cn: This post discusses m/m sex and genitals. I don’t joke about sex, so if you’re expecting sex jokes stop expecting that.
When I was reading that article about gay loneliness, I followed a reference to “A Longitudinal, Mixed Methods Study of Sexual Position Identity, Behavior, and Fantasies Among Young Sexual Minority Men” by Pachankis et al.
“Sexual position identity” refers to “top” or “bottom” or “versatile”. I would guess that most of my readers are already familiar with these terms, but I don’t want to be presumptive so I’ll just spell it out. The identity terms refer to sex positions in anal sex, with “top” being the insertive position, “bottom” being the receptive position, and “versatile” meaning no strong preference either way.
I will be upfront about my prejudices. These identity labels don’t make much sense to me. If people prefer one sex position over another that’s fine but an identity labels aren’t really useful unless they convey some information that a lot of people need to know. The only people who really need to know are sexual partners, or I suppose potential sexual partners. And we’re talking specifically anal sex, which contrary to stereotypes is not actually the most common sexual practice between men. So, sex position identity labels might make sense if you have a lot of sexual partners, but not otherwise. Given the prevalence of sex position identity labels, I strongly suspect that they are fulfilling some other function, like being a vehicle for stereotypes.
Yes, there are top and bottom stereotypes. Bottoms are supposed to be more submissive and feminine. I don’t understand it.
Unfortunately, I’m not sure that the study by Pachankis really answers any of my questions. But here’s a short overview.
My first reaction is that this study has a really bad case of non-representative sampling from college students. They recruited 93 participants through LGBT student groups at various universities. There is little reason to think any of these numbers are accurate for sexual minority men in general.
The participants were asked to categorize themselves as exclusively top, mostly top, versatile, mostly bottom, or exclusively bottom, never used a label, or not using a label right now. About 52% of participants changed identities after 2 years. The authors also tried collapsing into just 4 categories: top, bottom, versatile, or no label. Using the collapsed categories, 39% changed identities after two years.
Here’s a table of the identity labels before and after the two years.
As you can see, the flow of identities is mostly equal in all directions. However, after two years, there are fewer people who don’t use labels, and more people who identify as tops.
The authors asked a subset of participants to give reasons for changing identity. The most commonly cited reasons had to do with increasing self-awareness, or relationships. But there were also reasons relating to practical issues or to stigma on some of the labels.

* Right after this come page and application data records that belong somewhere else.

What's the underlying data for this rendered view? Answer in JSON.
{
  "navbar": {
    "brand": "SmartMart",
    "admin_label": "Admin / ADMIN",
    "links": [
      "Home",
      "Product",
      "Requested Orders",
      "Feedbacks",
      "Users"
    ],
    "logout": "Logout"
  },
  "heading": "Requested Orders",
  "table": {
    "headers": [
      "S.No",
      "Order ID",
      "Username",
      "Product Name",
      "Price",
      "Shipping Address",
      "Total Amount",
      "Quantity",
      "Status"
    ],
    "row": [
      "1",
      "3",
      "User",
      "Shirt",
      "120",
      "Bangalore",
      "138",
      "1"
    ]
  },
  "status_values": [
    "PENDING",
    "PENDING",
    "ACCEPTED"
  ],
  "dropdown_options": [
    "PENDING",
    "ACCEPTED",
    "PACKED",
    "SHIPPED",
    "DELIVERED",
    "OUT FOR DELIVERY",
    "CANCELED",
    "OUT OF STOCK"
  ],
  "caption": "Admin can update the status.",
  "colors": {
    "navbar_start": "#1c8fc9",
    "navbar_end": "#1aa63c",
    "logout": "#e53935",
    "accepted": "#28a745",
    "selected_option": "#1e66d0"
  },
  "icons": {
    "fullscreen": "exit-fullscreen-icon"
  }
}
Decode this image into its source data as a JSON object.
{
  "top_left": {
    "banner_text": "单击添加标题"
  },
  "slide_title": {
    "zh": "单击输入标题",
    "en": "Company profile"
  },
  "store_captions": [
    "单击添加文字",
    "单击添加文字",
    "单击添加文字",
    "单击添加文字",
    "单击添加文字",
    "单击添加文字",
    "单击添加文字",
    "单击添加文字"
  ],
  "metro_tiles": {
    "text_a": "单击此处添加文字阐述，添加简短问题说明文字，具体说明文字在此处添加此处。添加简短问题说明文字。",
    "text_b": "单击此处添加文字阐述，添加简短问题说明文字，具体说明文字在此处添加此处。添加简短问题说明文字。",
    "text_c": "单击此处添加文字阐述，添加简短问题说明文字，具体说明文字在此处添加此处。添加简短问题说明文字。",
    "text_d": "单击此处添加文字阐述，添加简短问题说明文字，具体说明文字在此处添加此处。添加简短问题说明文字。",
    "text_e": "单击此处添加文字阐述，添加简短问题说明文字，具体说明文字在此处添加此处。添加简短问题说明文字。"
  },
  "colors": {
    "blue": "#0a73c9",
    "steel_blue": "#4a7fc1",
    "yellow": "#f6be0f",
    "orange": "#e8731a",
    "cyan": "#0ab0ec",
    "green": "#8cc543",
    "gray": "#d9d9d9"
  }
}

There were a few quotes that I found striking because they were based on fitting stereotypes:
As I grow up, I can be more confident with people who are larger than me, like more athletic, and because of that I have more opportunities to bottom…
When I was less experienced I wanted to bottom because I felt like I was going to be with more experienced people.
Over [in Southeast Asia], the people who are out are very flamboyant and extreme because of lack of acceptance. Even though here in the U.S. I am more on the feminine bottom side, with all of those men there, I felt more of a top.
Reading these quotes and others, and I’m mystified by the idea that tops are larger, more athletic, and more experienced, while bottoms are more feminine, more submissive, and more gay. Also, tops are supposed to have bigger penises, which is apparently born out by the literature. Incidentally, some of the former bottoms complained that bottoming took more prep time (despite being the position for “inexperienced” people), and that large penises caused medical issues.
The authors also compared sexual position identity to reported behavior and fantasies, but I found their analysis to be uninformative. I’d have like to have learned whether behavior predicted identity change or vice versa. There was also no analysis of which groups had sex more or less frequently.
In the discussion, the authors mention a couple theories. First, there’s a correlation between “top” identities and internalized homophobia, which suggests that men would shift towards bottoming as they had more time to get comfortable with themselves. Second, there’s the theory that gay communities tends to embrace hegemonic masculinity, leading men to identify more as “top” as they interacted more with gay communities. The data appear to confirm the latter, but obviously it’s very simplistic to talk about just one mechanism instead of multiple working in tandem.